** Opening Information given block **

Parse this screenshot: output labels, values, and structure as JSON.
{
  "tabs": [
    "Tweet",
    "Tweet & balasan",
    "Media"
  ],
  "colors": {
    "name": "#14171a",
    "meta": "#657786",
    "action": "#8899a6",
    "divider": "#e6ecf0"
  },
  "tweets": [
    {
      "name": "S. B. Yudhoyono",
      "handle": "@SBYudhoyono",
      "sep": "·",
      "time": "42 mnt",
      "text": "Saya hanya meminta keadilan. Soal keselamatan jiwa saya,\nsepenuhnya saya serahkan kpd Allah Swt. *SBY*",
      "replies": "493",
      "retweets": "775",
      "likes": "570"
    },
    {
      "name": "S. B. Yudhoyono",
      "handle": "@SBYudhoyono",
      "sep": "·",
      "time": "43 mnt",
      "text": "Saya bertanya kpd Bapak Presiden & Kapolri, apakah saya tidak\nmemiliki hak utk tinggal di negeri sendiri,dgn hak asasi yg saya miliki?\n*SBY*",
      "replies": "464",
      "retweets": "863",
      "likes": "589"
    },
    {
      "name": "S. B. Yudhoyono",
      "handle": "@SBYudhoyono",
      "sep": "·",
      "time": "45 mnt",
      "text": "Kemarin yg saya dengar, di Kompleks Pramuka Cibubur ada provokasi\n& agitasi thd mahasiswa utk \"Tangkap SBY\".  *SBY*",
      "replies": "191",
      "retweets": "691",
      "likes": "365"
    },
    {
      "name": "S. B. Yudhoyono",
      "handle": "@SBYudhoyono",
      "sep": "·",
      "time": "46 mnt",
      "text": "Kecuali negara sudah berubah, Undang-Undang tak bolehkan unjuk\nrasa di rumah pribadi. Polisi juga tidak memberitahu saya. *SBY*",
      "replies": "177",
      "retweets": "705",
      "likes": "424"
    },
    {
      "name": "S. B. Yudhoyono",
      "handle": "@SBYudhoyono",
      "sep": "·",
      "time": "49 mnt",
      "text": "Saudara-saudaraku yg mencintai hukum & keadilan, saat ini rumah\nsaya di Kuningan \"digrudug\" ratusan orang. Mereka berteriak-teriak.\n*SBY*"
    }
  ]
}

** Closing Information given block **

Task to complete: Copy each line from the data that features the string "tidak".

Answer to the exercise:
      "text": "Saya bertanya kpd Bapak Presiden & Kapolri, apakah saya tidak\nmemiliki hak utk tinggal di negeri sendiri,dgn hak asasi yg saya miliki?\n*SBY*",
      "text": "Kecuali negara sudah berubah, Undang-Undang tak bolehkan unjuk\nrasa di rumah pribadi. Polisi juga tidak memberitahu saya. *SBY*",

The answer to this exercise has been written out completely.